Rosslare Harbour gives impression of being very well organized. Check-in and retract into the ship (Oscar Wilde) somewhat chaotic. Booked outside cabin, but does not affect position of the car. Allocated cabin in the stern deck 5, noise transmission very much on the ship's propulsion, very limited sleep. Cabin ventilation poor. Leaving the ferry, chaotic, 1 hour wait in the car before they could leave the ferry.
'Jürgen' travelled Rosslare Roscoff with Irish FerriesRead More Read Less
The Irish village of Rosslare, or Rosslare Strand to give it is full name, is a coastal resort and port located in County Wexford, Ireland. Separating Wexford Harbour from the North Sea is a long sandspit which stretches north from Rosslare which until the 1920's stretched for many more miles north. At one point the spit almost reached Raven Point, giving Wexford Harbour and very narrow mouth. However, a storm breached the spit during the winter of 1924-25 and was thereafter gradually washed away. Located at the end of the spit was Rosslare Fort which is now abandoned. All that remains is a small island visible at low tide.
The village is supposed to be the sunniest in Ireland and has been a popular tourist resort for at least the last 100 years. The town's beach has been awarded a Blue Flag and therefore attracts many bathers and families.
The town's modern port has good passenger facilities and provides ferry services to Pembroke, with a crossing time of around 4 hours, Fishguard, 3 hours and 30 minutes and Cherbourg and Roscoff in France. Passenger facilities include a restaurant, a bar, children's play area and a waiting area.

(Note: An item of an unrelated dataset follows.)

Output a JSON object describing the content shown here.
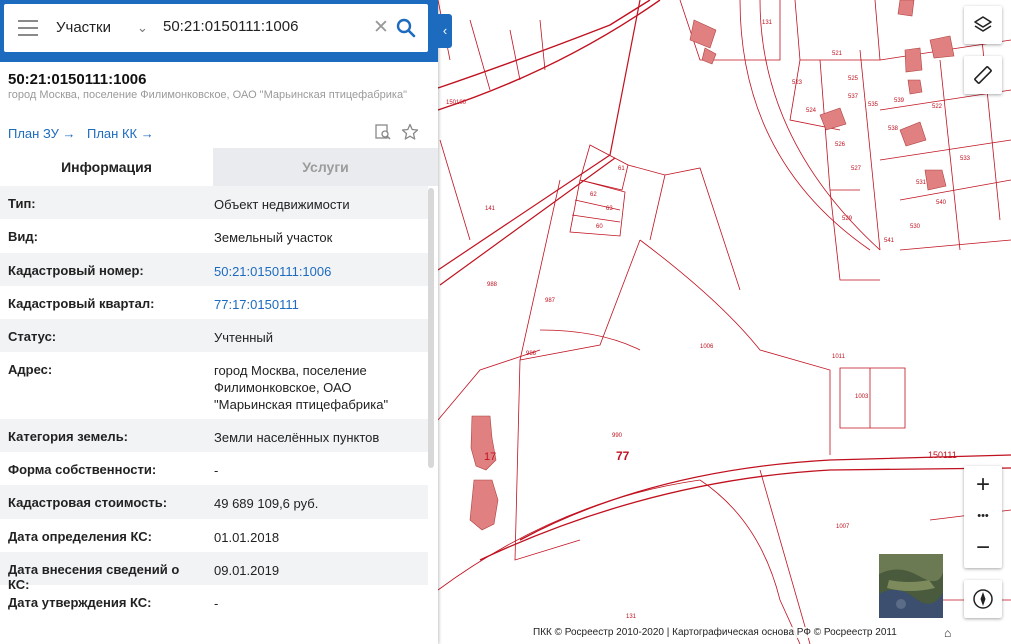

The French village of Roscoff lies on the north coast of Brittany and is a perfect introduction to everything Brittany has to offer. A popular attraction in the city are the 16th century granite buildings that jostle against the coast along with the many restaurants that serve excellent local produce and the small galleries and gift shops. The town specialises in seafood dishes and traditional Breton crêpes, which you can enjoy at one of the many street-side crêperies. Alternatively, sample some famous Brittany thalassotherapy - rejuvenating, healing and relaxing therapies using seawater and sea products. Brittany's capital is Rennes and is one of the 27 regions of France and occupies a large peninsula in the north west of the country, lying between the English Channel to the north and the Bay of Biscay to the south.
The port has been operational since 1973 although passengers won't find extensive facilities at the terminal. Ferry services depart to both Rosslare and Cork in Ireland. Crossing times are around 17 hours to Rosslare and 13 hours to Cork.